Often children do not realize they have problems with their vision because they think how they see is how everyone else sees. They learn to compensate with their vision problems without fixing them, which can lead to more problems in school and later in life. Unfortunately, some students are misdiagnosed as having a learning disability or behavioral problems when they may simply have vision impairment. This confusion can be eliminated taking a child for a certified vision screening or an eye exam.

“Vision problems affect one in four school-aged children. We want all children to make sure their child’s eye problems do not go unnoticed this school year,” said Hugh R. Parry, president and CEO of Prevent Blindness America. “A child should not have to struggle in school because of an undetected vision problem.”

Eye problems can range from common refractive errors such as nearsightedness and farsightedness, to serious eye conditions including:

Amblyopia or “lazy eye” – the most common cause of visual impairment in children. As the brain develops and receives diminished images from the affected eye, it begins to suppress those images and favor the unaffected eye. If this condition persists, the weaker eye may become useless. Amblyopia becomes more difficult to treat effectively as the child becomes older.

Strabismus or “crossed eyes” – a condition where eyes are misaligned, or do not line up with each other. This problem is caused when the muscles do not work together. Strabismus may eventually lead to amblyopia. Approximately one in 50 children has strabismus.

Parents should hit the books as well to learn more about how to keep their children’s eyes healthy. Prevent Blindness America has created “Star Pupils,” a free program specifically designed to educate parents on what they can do to ensure healthy eyesight for their kids. Parents may visit Starpupils.org and receive free information on everything from common eye conditions in children to tips on how to protect eyes from injury while playing sports.

For more information on children’s eye health and safety, please call Prevent Blindness America at (800) 331-2020 or visit starpupils.org.

About Prevent Blindness America

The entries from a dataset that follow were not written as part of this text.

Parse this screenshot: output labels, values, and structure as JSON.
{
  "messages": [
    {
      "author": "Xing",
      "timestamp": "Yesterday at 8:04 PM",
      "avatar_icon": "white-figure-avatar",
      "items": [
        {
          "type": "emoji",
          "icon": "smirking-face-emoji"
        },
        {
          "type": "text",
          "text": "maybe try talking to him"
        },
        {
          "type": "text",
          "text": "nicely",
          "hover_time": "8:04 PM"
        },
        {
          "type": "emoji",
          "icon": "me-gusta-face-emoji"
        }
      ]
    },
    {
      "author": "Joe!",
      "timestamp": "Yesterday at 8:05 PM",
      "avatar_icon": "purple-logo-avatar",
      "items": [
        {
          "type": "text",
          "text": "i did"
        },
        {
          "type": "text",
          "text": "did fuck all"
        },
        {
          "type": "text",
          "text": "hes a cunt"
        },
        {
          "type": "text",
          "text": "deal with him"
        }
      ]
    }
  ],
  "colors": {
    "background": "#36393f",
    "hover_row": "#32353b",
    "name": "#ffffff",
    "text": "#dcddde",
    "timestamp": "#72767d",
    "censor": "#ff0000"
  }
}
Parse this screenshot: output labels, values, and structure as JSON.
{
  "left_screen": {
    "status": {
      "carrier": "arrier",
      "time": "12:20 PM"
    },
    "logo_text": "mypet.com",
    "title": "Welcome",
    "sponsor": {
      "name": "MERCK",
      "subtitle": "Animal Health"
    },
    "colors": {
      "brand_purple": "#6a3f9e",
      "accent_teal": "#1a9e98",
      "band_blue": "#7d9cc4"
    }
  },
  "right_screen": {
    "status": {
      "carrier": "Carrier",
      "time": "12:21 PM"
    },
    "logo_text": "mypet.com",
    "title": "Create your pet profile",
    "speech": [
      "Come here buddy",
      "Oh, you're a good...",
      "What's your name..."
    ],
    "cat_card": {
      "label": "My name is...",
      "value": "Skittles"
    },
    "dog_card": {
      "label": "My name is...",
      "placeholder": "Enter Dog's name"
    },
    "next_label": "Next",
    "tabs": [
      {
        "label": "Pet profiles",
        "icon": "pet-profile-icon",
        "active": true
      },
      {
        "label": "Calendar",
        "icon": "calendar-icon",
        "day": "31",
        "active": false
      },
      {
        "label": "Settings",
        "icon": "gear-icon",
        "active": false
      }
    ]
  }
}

Founded in 1908, Prevent Blindness America is the nation’s leading volunteer eye health and safety organization dedicated to fighting blindness and saving sight. Focused on promoting a continuum of vision care, Prevent Blindness America touches the lives of millions of people each year through public and professional education, advocacy, certified vision screening and training, community and patient service programs and research. These services are made possible through the generous support of the American public. Together with a network of affiliates, divisions and chapters, Prevent Blindness America is committed to eliminating preventable blindness in America. For more information, or to make a contribution to the sight-saving fund, call 1-800-331-2020. Or, visit us on the Web at preventblindness.org or facebook.com/preventblindness.